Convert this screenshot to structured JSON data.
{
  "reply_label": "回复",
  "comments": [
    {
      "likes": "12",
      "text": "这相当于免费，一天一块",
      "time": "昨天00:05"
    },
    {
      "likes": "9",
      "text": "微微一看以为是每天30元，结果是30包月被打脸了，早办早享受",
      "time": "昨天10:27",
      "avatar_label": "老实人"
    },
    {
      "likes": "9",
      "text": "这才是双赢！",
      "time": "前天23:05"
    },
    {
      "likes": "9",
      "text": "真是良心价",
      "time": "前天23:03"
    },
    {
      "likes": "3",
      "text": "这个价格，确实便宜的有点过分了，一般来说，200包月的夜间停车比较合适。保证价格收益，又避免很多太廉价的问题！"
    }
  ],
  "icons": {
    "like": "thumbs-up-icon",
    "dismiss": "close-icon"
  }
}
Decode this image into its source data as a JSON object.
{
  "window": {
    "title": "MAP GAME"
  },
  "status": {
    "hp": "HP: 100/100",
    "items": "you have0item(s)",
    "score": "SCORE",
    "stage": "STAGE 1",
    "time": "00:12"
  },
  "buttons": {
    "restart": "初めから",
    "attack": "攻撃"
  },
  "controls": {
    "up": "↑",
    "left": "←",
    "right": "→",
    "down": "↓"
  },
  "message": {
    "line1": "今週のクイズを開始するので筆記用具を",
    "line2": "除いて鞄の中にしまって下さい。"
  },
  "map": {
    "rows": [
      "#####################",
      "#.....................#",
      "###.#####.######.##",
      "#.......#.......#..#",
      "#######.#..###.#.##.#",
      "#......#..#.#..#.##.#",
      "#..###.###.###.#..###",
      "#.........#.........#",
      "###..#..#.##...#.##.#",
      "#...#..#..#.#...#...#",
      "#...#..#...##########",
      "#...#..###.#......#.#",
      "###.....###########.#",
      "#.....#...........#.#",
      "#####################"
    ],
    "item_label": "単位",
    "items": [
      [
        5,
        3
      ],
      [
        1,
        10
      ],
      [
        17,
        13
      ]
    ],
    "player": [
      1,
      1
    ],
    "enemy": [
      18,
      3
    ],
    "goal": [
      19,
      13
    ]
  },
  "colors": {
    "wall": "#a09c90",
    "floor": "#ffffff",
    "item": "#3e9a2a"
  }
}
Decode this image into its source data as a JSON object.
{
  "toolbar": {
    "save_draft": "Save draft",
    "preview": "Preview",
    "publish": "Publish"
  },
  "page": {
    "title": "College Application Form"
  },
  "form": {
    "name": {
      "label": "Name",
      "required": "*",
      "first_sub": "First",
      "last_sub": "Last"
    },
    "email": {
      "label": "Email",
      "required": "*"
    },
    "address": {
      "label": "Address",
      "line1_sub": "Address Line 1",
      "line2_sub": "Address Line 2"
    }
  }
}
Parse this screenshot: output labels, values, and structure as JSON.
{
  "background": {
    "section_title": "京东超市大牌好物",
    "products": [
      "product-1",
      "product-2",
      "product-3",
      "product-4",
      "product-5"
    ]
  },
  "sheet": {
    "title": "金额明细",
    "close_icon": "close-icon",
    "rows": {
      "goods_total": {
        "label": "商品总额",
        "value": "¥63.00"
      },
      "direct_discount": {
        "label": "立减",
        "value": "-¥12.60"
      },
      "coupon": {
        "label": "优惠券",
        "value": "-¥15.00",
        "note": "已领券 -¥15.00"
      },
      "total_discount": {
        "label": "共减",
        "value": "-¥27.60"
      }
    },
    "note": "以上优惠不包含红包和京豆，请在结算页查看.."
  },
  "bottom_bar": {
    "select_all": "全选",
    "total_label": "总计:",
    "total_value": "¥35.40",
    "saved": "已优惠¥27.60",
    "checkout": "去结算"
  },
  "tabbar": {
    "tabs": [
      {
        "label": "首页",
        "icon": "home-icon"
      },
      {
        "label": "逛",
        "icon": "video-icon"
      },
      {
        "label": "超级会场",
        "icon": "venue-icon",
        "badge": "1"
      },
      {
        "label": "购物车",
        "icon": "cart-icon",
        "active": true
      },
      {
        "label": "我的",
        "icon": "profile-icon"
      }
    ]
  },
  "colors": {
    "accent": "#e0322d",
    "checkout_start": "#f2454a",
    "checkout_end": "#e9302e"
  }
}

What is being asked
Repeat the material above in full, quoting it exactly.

Output
Convert this screenshot to structured JSON data.
{
  "reply_label": "回复",
  "comments": [
    {
      "likes": "12",
      "text": "这相当于免费，一天一块",
      "time": "昨天00:05"
    },
    {
      "likes": "9",
      "text": "微微一看以为是每天30元，结果是30包月被打脸了，早办早享受",
      "time": "昨天10:27",
      "avatar_label": "老实人"
    },
    {
      "likes": "9",
      "text": "这才是双赢！",
      "time": "前天23:05"
    },
    {
      "likes": "9",
      "text": "真是良心价",
      "time": "前天23:03"
    },
    {
      "likes": "3",
      "text": "这个价格，确实便宜的有点过分了，一般来说，200包月的夜间停车比较合适。保证价格收益，又避免很多太廉价的问题！"
    }
  ],
  "icons": {
    "like": "thumbs-up-icon",
    "dismiss": "close-icon"
  }
}
Decode this image into its source data as a JSON object.
{
  "window": {
    "title": "MAP GAME"
  },
  "status": {
    "hp": "HP: 100/100",
    "items": "you have0item(s)",
    "score": "SCORE",
    "stage": "STAGE 1",
    "time": "00:12"
  },
  "buttons": {
    "restart": "初めから",
    "attack": "攻撃"
  },
  "controls": {
    "up": "↑",
    "left": "←",
    "right": "→",
    "down": "↓"
  },
  "message": {
    "line1": "今週のクイズを開始するので筆記用具を",
    "line2": "除いて鞄の中にしまって下さい。"
  },
  "map": {
    "rows": [
      "#####################",
      "#.....................#",
      "###.#####.######.##",
      "#.......#.......#..#",
      "#######.#..###.#.##.#",
      "#......#..#.#..#.##.#",
      "#..###.###.###.#..###",
      "#.........#.........#",
      "###..#..#.##...#.##.#",
      "#...#..#..#.#...#...#",
      "#...#..#...##########",
      "#...#..###.#......#.#",
      "###.....###########.#",
      "#.....#...........#.#",
      "#####################"
    ],
    "item_label": "単位",
    "items": [
      [
        5,
        3
      ],
      [
        1,
        10
      ],
      [
        17,
        13
      ]
    ],
    "player": [
      1,
      1
    ],
    "enemy": [
      18,
      3
    ],
    "goal": [
      19,
      13
    ]
  },
  "colors": {
    "wall": "#a09c90",
    "floor": "#ffffff",
    "item": "#3e9a2a"
  }
}
Decode this image into its source data as a JSON object.
{
  "toolbar": {
    "save_draft": "Save draft",
    "preview": "Preview",
    "publish": "Publish"
  },
  "page": {
    "title": "College Application Form"
  },
  "form": {
    "name": {
      "label": "Name",
      "required": "*",
      "first_sub": "First",
      "last_sub": "Last"
    },
    "email": {
      "label": "Email",
      "required": "*"
    },
    "address": {
      "label": "Address",
      "line1_sub": "Address Line 1",
      "line2_sub": "Address Line 2"
    }
  }
}
Parse this screenshot: output labels, values, and structure as JSON.
{
  "background": {
    "section_title": "京东超市大牌好物",
    "products": [
      "product-1",
      "product-2",
      "product-3",
      "product-4",
      "product-5"
    ]
  },
  "sheet": {
    "title": "金额明细",
    "close_icon": "close-icon",
    "rows": {
      "goods_total": {
        "label": "商品总额",
        "value": "¥63.00"
      },
      "direct_discount": {
        "label": "立减",
        "value": "-¥12.60"
      },
      "coupon": {
        "label": "优惠券",
        "value": "-¥15.00",
        "note": "已领券 -¥15.00"
      },
      "total_discount": {
        "label": "共减",
        "value": "-¥27.60"
      }
    },
    "note": "以上优惠不包含红包和京豆，请在结算页查看.."
  },
  "bottom_bar": {
    "select_all": "全选",
    "total_label": "总计:",
    "total_value": "¥35.40",
    "saved": "已优惠¥27.60",
    "checkout": "去结算"
  },
  "tabbar": {
    "tabs": [
      {
        "label": "首页",
        "icon": "home-icon"
      },
      {
        "label": "逛",
        "icon": "video-icon"
      },
      {
        "label": "超级会场",
        "icon": "venue-icon",
        "badge": "1"
      },
      {
        "label": "购物车",
        "icon": "cart-icon",
        "active": true
      },
      {
        "label": "我的",
        "icon": "profile-icon"
      }
    ]
  },
  "colors": {
    "accent": "#e0322d",
    "checkout_start": "#f2454a",
    "checkout_end": "#e9302e"
  }
}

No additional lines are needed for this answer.